The historic, canal-lined streets, temples and museums of Hida-Furukawa are less crowded than Takayama and the town has a wonderful calming feel, due to small canals full of carp that flow through the streets.
The Seto River and the townscape of white-walled warehouses makes Hida Furukawa a pretty sightseeing spot.
Delicate bamboo water features add a gentle watery calm and a constant ‘boc boc’.
The old streets remain intact, quaint and quiet. Allowing for a peaceful stroll to soak up the atmosphere.
In the old town white walled warehouses sit alongside adorable tiny little canals.
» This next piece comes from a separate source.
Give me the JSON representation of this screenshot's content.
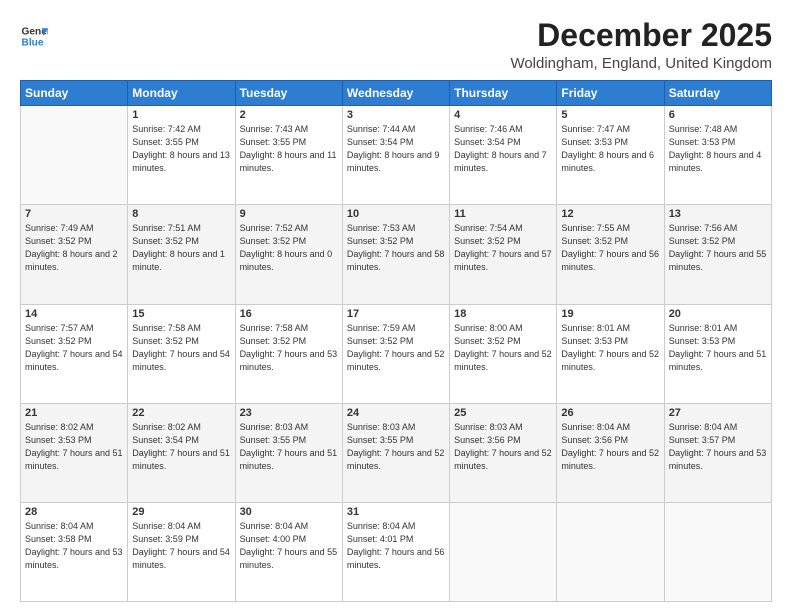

Furukawa, like nearby Takayama, became prosperous in the Edo Period due to the rich timber resources of the surrounding mountains which include cedar, cypress bamboo and pine.
With good water, good rice, and good food, Hida is deeply rooted to sake production in terms of culture, history, industry, and festivals.
This is evidenced by a plethora of Sake breweries and associated paraphernalia.
My favourite cheeky deity, tanuki – the raccoon dog, pops up yet again with his jaunty hat and angled, expressive little face.
Below colourful adverts for Sake and a brewery displays its Sugidama, a distinctive cedar ball.
Sake makers would hang up a fresh green sugidama in November or December, right after they pressed sake made from the new rice harvest.
Customers knew that a few months later, when the sugidama turned completely brown, the sake was ready to drink. It would appear that this brewery’s booze is ready to drink!